---------- Dataset content ----------

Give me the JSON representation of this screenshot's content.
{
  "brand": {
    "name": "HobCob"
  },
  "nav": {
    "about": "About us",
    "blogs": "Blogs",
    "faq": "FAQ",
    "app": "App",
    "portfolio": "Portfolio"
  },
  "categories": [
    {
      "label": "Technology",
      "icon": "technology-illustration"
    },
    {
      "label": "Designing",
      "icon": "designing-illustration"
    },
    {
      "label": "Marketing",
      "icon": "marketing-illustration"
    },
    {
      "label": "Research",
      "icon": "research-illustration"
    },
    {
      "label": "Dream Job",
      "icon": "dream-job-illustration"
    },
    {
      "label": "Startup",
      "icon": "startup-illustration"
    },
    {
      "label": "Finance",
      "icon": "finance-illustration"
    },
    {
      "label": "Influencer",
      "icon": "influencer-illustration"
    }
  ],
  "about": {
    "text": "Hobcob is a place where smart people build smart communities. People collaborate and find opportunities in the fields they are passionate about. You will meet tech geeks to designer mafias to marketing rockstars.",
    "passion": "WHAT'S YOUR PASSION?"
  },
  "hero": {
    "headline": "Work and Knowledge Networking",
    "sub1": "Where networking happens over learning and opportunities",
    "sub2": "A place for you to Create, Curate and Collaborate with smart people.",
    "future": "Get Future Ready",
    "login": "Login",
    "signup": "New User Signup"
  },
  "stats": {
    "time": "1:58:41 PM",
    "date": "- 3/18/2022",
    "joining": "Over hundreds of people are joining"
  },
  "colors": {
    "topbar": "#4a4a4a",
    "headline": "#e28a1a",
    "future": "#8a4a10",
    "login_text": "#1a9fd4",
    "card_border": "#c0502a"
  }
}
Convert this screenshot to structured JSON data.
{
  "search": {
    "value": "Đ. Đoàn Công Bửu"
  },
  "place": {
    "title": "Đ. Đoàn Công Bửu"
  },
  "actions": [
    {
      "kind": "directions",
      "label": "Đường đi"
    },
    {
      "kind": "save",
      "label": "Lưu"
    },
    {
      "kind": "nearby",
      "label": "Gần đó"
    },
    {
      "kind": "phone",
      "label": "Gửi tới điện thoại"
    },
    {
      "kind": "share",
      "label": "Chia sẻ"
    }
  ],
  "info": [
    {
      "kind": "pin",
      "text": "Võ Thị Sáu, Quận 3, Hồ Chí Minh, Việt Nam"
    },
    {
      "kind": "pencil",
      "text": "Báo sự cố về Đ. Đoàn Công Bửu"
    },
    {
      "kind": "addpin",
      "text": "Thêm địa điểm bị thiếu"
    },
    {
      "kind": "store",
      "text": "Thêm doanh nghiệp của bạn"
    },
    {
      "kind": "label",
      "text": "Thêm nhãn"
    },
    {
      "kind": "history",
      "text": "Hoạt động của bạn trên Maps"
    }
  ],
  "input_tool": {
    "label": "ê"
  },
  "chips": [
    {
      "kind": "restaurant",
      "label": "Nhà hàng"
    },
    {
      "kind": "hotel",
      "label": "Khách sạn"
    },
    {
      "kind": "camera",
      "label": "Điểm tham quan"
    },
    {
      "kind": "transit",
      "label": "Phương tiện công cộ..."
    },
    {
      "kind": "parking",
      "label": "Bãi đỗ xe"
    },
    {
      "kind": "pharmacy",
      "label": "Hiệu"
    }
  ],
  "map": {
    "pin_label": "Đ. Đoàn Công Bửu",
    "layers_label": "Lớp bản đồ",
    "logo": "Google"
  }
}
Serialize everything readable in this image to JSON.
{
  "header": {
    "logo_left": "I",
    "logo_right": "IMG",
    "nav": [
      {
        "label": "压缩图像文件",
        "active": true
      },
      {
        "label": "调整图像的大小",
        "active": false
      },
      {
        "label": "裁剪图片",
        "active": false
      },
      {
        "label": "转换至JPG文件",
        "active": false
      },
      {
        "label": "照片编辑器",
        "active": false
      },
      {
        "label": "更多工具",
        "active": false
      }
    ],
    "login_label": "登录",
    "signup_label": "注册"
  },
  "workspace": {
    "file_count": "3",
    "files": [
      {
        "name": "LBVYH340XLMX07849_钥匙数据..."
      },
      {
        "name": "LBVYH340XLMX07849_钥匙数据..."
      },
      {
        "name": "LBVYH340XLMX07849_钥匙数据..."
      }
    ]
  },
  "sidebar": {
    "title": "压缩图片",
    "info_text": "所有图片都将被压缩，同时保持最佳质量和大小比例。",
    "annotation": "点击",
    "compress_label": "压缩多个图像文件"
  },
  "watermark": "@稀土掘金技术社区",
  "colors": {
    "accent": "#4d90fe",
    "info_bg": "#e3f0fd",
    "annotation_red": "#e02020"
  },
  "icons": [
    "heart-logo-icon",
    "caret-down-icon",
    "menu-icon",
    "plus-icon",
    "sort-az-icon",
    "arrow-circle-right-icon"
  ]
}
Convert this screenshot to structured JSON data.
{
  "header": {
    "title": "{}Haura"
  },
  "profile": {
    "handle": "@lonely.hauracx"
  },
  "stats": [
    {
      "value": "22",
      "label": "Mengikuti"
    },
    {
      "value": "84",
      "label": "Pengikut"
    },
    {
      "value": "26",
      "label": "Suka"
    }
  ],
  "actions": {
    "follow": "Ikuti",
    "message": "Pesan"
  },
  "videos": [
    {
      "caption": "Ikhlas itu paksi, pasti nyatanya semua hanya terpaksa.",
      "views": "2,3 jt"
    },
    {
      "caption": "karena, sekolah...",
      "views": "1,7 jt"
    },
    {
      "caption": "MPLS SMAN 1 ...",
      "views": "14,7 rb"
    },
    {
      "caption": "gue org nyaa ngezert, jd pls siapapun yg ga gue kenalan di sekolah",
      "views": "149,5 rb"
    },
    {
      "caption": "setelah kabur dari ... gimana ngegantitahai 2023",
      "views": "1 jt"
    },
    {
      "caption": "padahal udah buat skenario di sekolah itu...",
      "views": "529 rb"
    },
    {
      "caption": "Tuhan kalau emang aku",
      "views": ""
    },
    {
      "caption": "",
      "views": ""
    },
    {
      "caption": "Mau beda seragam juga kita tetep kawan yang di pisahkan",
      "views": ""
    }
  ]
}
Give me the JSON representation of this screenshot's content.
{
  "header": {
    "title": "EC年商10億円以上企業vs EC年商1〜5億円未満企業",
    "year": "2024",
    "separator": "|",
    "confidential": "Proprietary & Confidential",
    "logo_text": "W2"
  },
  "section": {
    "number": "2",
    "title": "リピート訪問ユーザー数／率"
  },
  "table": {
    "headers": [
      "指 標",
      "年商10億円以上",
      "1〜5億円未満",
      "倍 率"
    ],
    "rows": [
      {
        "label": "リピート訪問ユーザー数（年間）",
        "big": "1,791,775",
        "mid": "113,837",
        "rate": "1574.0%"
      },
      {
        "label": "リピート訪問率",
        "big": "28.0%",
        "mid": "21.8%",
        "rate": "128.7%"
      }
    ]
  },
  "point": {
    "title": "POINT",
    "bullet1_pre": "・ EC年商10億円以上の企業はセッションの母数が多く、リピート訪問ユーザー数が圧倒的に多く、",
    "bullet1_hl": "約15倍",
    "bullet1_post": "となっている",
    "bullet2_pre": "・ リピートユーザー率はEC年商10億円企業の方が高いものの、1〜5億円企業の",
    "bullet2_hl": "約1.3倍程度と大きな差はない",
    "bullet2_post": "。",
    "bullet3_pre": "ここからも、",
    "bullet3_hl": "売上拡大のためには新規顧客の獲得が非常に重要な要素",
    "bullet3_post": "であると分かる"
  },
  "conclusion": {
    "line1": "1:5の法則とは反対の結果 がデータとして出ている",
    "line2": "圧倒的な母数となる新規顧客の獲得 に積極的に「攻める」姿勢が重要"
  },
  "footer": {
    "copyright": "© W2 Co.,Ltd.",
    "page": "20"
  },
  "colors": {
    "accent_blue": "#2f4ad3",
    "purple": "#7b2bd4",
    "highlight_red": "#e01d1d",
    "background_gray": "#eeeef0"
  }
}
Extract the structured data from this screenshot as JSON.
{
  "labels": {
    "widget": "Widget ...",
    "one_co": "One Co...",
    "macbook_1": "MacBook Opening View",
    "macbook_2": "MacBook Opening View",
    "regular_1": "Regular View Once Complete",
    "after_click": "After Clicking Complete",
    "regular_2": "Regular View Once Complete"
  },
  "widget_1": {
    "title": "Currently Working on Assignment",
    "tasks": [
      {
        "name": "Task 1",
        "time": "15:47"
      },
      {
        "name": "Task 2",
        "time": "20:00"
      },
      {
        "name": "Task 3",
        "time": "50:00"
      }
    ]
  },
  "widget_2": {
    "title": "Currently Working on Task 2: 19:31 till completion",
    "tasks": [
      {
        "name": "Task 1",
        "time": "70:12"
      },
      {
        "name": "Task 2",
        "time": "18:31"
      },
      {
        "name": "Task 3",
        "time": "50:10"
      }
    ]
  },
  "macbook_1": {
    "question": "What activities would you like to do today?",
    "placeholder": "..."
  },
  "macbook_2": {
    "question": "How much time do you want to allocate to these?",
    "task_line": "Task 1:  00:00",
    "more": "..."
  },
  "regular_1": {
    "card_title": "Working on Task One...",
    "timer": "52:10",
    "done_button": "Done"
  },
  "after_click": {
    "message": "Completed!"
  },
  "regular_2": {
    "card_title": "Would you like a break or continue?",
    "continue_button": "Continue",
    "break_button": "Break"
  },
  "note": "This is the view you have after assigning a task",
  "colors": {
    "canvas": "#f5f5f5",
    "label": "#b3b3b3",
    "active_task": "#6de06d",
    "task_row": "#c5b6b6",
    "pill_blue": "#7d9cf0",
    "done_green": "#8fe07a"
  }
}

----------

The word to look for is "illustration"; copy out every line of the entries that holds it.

      "icon": "technology-illustration"
      "icon": "designing-illustration"
      "icon": "marketing-illustration"
      "icon": "research-illustration"
      "icon": "dream-job-illustration"
      "icon": "startup-illustration"
      "icon": "finance-illustration"
      "icon": "influencer-illustration"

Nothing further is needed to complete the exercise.